CHemCam – identifying and targeting rocks – laser technology/laser lenses
On August 5th, 2016, NASA’s newest rover arrived on Mars carrying a host of state-of-the-art instruments, including the head-mounted, rock-zapping lazer called ChemCham.
Chemistry and Camera complex (ChemCam) is a suite of remote sensing instruments on Mars for the Curiosity rover. As the name implies, ChemCam is actually two different instruments combined as one: a laser-induced breakdown spectroscopy (LIBS) and a Remote Micro Imager (RMI) telescope. The purpose of the LIBS instrument is to provide elemental compositions of rock and soil, while the RMI will give ChemCam scientists high-resolution images of the sampling areas of the rocks and soil that LIBS targets. The LIBS instrument can target a rock or soil sample from up to 7 m (23 ft) away, vaporizing a small amount of it with about 50 to 75 5-nanosecond pulses from a 1067 nm infrared laser and then observing the spectrum of the light emitted by the vaporized rock.
Developed jointly at Los Alamos National Laboratory and the Research Institute in Astrophysics and Planetology in Toulouse, France, the ChemCam (chemistry and camera) instrument aboard Curiosity “zaps” rocks on Mars and analyzes their chemical make-up.
The goal of the Curiosity rover is to determine if its landing site, the 96-mile wide Gale Crater, can, or ever could support microbial life. ChemCam will play a vital role by allowing the rolling robot to study the rocks’ composition from afar.
“This new capability will give us a chance to analyze even more rock and soil samples on Mars,” said Roger Wiens, principal investigator for ChemCam at Los Alamos. “The science team is not always available to pick samples for analysis. Having a smarter rover that can pick its own samples is completely in line with self-driving cars and other smart technologies being implemented on Earth.”
Looking at rocks and soils from a distance, ChemCam will fire a laser and analyze the elemental composition of vaporized materials from areas smaller than 1 millimeter on the surface of Martian rocks and soils.
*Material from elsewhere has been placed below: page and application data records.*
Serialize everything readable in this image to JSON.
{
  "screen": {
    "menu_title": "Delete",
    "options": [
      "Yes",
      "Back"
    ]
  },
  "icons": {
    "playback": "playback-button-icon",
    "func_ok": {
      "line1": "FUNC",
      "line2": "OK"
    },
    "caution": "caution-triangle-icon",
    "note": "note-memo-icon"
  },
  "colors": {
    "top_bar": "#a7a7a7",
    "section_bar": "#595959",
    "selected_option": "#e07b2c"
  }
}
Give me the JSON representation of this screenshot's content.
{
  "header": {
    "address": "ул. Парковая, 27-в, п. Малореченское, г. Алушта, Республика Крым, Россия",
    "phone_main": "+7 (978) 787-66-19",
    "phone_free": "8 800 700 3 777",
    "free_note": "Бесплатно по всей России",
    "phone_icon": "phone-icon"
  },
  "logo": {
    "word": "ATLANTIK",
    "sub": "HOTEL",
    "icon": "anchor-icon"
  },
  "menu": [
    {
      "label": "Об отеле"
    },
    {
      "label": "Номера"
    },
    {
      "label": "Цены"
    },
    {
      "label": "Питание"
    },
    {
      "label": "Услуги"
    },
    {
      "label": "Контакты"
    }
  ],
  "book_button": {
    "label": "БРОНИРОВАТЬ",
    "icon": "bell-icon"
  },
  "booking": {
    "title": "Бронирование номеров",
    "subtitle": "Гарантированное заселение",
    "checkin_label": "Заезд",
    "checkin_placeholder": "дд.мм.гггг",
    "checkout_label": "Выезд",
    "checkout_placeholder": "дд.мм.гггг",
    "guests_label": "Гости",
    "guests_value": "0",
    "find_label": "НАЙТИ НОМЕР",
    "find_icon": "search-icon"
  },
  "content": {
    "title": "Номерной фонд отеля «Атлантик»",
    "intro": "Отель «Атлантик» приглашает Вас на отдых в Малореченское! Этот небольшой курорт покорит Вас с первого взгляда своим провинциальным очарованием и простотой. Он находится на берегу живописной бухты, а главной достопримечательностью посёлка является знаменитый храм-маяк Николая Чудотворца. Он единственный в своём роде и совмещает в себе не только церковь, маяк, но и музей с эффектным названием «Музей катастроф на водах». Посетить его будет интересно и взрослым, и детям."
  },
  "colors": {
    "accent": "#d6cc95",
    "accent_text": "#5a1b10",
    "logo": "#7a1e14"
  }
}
An on-board spectrograph will provide unprecedented detail about minerals and microstructures in rocks by measuring the composition of the resulting plasma — an extremely hot gas made of free-floating ions and electrons.
The technology of the ChemCam can also be used here on earth by mining companies and oil and gas companies. With the ability to access land masses remotely, having equipment designed with clear, precise lenses created by UKA will give your scientists and field managers the ability to analyze data without having to spend the man hours in the field.
Specifically, the ChemCam instrument has two parts: a mast package and a body unit. On the mast is a telescope to focus the laser and the camera, a laser for vaporizing surfaces, and a remote micro-imager. The mast package can be tilted or rotated as needed for optimum viewing of the rock.
Light from the telescope will travel along a fiber-optic link to a body unit inside the rover. The body unit carries three spectrographs for dividing the plasma light into its constituent wavelengths for chemical analysis. The body unit also has its own power supply and an electronic interface to the rover’s central computer system.
Universe Kogaku designs and manufactures optical lenses for telescopes, security, high tech and electronic applications. We stock 1000’s of standard lens assemblies and can custom design a solution for scanners, CCTV, CCD/CMOS, medical imaging, surveillance systems, machine vision and night vision systems.